NASA also released a second photograph captured by Harbeck, in which both the edge of the now-famous iceberg and a slightly less rectangular iceberg can be seen. They are wide and flat and long, like sheet cake, Brunt said.

National Snow and Ice Data Centre research scientist Twila Moon said it's unsurprising that the iceberg fractured in straight lines.

NASA posted their findings on their Twitter, NASA_ICE, the said: "From yesterday's #IceBridge flight: A tabular iceberg can be seen on the right, floating among sea ice just off the Larsen C ice shelf".

This isn't the only iceberg news we've been treated to lately.

Ice shelves are full of fractures and fissures, explains geophysicist Kristin Poinar from the University at Buffalo. "Tabular icebergs are rather like fingernails that crack of, giving them sharp edges".

"What makes this one a bit unusual is that it looks nearly like a square", Brunt said.

The northern Antarctic Peninsula is ice-covered and mountainous.

He says it's a kind of formation called a tabular iceberg. This iceberg is probably very new, since its sides are still smooth and nearly perfectly vertical.
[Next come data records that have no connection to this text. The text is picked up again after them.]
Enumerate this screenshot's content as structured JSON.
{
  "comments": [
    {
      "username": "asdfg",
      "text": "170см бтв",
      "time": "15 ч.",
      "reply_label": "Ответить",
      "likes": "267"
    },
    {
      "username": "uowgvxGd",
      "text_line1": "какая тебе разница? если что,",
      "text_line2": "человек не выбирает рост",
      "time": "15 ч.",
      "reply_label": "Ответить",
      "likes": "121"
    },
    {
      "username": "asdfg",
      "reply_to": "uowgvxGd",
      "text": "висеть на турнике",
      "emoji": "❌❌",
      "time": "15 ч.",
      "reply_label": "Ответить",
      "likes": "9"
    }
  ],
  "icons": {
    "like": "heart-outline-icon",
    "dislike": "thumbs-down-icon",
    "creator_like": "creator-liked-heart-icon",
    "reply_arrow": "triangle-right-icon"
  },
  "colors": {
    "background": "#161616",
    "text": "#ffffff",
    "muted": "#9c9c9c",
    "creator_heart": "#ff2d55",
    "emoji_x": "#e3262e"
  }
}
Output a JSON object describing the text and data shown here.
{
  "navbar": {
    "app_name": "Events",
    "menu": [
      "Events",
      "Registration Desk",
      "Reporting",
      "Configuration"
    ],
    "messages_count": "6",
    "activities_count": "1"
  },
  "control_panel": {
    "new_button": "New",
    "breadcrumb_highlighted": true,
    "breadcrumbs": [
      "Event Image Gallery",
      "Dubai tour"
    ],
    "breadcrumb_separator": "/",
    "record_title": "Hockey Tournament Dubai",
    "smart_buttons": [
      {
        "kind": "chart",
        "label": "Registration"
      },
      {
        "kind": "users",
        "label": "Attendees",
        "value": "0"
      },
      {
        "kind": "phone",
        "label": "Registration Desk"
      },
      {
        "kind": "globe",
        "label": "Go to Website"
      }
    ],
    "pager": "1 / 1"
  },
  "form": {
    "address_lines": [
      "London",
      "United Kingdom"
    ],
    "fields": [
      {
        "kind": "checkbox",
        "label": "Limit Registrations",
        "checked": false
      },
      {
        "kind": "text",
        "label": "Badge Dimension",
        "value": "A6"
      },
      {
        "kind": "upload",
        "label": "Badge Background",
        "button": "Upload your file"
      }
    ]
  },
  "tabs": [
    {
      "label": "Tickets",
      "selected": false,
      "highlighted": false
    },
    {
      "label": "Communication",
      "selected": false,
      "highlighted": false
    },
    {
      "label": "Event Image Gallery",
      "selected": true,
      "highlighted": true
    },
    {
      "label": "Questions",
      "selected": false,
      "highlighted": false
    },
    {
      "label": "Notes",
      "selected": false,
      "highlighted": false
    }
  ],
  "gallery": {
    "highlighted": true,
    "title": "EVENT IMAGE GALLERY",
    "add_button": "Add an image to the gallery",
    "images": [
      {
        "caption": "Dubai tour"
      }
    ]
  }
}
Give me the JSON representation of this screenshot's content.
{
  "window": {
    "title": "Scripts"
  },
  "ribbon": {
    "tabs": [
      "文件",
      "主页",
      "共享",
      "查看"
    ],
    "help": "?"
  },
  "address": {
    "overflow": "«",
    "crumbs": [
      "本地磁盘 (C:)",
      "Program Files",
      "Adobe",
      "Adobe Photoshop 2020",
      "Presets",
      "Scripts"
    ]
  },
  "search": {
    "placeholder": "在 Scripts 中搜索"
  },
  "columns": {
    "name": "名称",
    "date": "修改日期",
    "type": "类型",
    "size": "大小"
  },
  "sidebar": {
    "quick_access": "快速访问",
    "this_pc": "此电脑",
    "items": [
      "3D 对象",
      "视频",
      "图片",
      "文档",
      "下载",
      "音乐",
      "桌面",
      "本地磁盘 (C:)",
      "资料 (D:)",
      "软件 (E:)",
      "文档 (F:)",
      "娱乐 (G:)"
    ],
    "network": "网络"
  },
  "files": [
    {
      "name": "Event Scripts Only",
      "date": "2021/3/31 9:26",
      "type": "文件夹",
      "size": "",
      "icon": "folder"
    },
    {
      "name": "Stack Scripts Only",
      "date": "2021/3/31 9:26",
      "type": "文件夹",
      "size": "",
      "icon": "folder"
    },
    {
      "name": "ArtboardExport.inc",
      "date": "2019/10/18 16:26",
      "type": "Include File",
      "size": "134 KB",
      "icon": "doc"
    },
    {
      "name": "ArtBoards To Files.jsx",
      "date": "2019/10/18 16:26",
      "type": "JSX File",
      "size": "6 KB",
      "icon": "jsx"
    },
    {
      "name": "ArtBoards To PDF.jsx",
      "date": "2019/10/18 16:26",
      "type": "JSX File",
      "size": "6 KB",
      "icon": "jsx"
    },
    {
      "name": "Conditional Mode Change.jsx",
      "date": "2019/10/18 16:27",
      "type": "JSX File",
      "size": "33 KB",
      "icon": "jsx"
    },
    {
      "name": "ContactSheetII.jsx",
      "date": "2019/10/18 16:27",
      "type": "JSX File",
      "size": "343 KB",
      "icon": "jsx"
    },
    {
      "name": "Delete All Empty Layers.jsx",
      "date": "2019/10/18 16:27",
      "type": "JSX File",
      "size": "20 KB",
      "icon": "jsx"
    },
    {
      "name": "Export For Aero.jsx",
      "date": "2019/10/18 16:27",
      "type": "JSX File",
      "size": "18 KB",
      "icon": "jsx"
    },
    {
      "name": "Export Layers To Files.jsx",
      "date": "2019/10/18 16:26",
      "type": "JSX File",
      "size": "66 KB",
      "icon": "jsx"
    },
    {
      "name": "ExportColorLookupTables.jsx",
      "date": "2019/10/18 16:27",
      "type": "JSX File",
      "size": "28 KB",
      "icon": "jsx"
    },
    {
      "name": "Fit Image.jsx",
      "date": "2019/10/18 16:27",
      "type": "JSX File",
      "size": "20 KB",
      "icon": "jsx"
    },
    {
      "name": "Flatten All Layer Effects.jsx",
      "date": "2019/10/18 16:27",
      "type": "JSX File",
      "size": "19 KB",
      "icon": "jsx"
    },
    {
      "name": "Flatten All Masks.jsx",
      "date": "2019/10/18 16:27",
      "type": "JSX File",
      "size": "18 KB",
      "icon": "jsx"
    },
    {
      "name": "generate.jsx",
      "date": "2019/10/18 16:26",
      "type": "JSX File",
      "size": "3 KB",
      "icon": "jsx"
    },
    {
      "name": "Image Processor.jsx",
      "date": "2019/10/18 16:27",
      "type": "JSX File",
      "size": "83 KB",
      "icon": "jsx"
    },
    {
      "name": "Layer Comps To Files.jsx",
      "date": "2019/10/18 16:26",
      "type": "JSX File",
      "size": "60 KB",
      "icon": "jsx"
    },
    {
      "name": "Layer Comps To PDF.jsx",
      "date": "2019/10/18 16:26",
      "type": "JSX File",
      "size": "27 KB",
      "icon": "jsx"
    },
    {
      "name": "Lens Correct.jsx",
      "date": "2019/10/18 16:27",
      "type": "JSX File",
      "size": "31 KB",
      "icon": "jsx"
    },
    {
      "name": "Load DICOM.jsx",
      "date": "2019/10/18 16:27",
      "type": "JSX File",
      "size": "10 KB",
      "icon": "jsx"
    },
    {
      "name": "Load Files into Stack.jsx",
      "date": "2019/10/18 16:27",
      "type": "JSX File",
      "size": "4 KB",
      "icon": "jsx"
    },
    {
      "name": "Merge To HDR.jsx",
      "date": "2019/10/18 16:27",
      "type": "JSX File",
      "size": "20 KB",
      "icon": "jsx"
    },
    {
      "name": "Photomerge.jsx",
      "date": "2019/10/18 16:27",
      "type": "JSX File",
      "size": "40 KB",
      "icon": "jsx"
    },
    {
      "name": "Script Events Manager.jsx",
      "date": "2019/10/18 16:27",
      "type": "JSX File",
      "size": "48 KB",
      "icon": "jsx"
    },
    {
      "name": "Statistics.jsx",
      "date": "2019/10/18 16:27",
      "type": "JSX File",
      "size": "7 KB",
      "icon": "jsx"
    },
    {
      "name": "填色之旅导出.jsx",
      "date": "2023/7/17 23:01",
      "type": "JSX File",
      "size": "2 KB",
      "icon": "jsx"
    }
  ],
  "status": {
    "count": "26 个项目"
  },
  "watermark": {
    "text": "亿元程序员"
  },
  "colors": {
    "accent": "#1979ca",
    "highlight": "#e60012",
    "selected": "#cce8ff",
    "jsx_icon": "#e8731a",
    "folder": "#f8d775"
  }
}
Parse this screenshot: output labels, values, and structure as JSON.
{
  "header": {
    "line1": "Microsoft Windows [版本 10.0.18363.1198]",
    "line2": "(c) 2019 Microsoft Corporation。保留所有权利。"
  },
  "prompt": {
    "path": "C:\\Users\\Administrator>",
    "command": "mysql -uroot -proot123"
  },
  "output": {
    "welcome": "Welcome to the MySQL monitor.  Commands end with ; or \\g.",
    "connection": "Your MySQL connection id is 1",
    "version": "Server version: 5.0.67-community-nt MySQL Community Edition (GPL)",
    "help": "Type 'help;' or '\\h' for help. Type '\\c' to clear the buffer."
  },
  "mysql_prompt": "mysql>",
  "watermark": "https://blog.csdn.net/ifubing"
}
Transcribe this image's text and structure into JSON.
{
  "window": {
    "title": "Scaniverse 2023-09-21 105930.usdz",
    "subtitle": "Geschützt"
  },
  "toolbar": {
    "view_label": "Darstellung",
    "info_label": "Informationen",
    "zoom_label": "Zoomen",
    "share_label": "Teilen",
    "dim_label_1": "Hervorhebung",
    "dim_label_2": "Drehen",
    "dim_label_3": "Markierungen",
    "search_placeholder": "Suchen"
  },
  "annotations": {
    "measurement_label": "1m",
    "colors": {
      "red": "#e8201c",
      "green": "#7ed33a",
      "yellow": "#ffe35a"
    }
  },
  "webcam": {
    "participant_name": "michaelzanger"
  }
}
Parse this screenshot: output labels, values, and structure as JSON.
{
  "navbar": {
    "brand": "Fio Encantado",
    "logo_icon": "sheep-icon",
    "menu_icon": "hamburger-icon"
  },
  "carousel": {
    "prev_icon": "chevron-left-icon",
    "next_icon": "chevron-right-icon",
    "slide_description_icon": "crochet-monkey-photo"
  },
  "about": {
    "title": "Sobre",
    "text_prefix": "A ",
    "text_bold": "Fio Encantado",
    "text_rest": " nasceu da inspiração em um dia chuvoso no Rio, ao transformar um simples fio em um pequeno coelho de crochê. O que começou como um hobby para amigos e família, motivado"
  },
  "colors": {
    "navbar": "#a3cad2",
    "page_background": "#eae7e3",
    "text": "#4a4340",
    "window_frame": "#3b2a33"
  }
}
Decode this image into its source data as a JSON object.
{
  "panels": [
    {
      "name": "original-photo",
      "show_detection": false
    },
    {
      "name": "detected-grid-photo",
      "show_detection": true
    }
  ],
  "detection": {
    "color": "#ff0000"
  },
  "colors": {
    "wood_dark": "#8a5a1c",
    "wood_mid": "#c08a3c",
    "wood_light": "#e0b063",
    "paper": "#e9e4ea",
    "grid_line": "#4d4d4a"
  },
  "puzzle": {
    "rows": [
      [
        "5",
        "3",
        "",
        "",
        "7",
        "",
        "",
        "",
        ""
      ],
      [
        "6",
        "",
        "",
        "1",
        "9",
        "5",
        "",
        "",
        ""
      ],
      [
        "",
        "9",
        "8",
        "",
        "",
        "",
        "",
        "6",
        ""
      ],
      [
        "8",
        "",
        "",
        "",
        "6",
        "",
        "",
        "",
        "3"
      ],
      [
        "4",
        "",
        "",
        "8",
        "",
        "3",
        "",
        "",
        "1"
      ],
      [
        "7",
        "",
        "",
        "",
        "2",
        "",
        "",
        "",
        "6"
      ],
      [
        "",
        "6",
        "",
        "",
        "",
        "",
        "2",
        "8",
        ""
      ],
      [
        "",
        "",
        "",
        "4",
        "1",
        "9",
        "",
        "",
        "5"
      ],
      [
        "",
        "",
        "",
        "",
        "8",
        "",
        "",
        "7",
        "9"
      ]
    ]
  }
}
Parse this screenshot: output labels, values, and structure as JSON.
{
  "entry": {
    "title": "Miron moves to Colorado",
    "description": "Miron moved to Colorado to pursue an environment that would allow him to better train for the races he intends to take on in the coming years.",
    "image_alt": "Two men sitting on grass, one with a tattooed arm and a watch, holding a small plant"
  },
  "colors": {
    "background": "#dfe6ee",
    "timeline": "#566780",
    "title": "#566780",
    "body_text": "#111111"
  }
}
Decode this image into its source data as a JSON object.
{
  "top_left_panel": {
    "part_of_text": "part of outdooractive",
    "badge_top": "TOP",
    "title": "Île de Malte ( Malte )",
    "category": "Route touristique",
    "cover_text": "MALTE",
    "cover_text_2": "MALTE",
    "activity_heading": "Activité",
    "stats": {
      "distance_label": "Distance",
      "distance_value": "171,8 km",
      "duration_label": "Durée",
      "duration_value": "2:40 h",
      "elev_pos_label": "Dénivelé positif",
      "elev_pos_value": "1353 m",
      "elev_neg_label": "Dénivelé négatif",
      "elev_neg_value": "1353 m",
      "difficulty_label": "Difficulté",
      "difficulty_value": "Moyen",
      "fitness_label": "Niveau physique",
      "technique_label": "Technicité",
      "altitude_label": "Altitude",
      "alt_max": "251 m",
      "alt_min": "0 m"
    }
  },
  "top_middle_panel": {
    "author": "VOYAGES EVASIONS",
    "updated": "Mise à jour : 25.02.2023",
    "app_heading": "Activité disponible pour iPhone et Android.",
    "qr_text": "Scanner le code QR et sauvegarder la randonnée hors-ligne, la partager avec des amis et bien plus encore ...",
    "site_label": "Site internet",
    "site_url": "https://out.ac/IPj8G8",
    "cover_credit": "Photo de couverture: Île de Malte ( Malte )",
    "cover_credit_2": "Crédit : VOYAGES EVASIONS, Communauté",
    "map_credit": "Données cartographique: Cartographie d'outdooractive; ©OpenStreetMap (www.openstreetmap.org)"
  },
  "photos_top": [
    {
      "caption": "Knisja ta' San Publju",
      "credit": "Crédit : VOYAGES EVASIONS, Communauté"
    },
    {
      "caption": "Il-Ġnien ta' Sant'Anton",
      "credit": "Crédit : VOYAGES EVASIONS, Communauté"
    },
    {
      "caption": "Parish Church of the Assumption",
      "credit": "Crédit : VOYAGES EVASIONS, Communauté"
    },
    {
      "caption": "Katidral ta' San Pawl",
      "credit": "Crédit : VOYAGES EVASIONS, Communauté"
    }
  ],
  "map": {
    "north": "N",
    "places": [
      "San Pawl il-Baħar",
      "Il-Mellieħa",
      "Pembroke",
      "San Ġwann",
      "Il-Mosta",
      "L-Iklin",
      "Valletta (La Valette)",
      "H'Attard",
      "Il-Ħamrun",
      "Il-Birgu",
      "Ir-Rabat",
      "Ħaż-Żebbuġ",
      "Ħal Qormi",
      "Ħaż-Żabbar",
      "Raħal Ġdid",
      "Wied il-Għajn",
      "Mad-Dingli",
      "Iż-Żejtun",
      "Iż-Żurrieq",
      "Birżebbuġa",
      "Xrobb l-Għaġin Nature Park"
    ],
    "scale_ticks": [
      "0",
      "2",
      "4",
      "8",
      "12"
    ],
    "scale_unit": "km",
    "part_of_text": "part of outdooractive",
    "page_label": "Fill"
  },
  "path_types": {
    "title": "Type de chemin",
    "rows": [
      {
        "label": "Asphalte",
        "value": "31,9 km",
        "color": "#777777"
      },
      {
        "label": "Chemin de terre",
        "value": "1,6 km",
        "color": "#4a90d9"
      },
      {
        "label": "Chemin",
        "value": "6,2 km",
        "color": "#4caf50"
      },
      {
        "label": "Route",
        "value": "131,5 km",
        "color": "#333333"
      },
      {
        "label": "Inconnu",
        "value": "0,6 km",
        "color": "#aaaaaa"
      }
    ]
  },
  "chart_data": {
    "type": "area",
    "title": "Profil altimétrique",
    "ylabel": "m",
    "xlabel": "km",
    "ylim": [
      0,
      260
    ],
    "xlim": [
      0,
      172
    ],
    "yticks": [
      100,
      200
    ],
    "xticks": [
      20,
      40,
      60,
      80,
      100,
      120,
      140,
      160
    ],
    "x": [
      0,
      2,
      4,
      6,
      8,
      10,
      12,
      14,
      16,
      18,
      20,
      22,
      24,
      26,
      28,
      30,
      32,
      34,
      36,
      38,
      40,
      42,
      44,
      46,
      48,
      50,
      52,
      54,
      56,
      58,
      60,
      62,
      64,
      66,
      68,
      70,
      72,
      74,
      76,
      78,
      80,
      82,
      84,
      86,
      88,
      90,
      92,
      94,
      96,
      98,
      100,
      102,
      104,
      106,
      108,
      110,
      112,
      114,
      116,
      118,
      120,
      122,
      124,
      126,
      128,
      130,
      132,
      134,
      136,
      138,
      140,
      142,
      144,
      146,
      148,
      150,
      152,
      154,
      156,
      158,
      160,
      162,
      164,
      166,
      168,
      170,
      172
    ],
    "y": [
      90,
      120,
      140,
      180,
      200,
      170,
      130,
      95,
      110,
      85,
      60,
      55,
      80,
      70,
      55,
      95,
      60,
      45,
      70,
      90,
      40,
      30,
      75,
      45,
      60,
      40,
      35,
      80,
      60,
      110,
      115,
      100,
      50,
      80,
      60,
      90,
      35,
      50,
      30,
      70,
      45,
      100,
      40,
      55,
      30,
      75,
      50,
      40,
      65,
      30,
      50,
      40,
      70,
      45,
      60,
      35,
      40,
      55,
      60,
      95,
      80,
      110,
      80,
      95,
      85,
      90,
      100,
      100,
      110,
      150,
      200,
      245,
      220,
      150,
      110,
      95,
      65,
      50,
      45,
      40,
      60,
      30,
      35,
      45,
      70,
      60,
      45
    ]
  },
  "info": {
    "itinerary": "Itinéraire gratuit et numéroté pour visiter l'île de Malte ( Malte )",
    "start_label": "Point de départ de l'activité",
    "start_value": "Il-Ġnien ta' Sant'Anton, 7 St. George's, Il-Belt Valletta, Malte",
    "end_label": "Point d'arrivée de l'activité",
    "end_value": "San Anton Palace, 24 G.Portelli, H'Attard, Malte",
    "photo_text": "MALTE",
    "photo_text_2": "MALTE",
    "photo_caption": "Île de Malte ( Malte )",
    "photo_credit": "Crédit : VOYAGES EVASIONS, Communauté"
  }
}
The specific geometric iceberg, which is almost two kilometers long, has been detached from the gradually collapsing Larsen C ice cube on the Antarctic Peninsula. "In Greenland, you would not find these rectangular bergs so much because it is warmer, icebergs break into smaller pieces and the glaciers are smaller as well".

The researchers wrote, 'Computer modeling suggests that the remaining ice could become unstable, and that Larsen C may follow the example of its neighbour Larsen B, which disintegrated in 2002 following a similar rift-induced calving event'.

Such icebergs usually split from the edges of ice shelves, and can have angles close to 90 degrees, provided there is clean calve of the iceberg.

Scientists are concerned about how ice at Earth's poles will fare with warming temperatures, and how melting ice will affect sea levels around the world, but Bartholomaus is hesitant to draw direct links to climate change.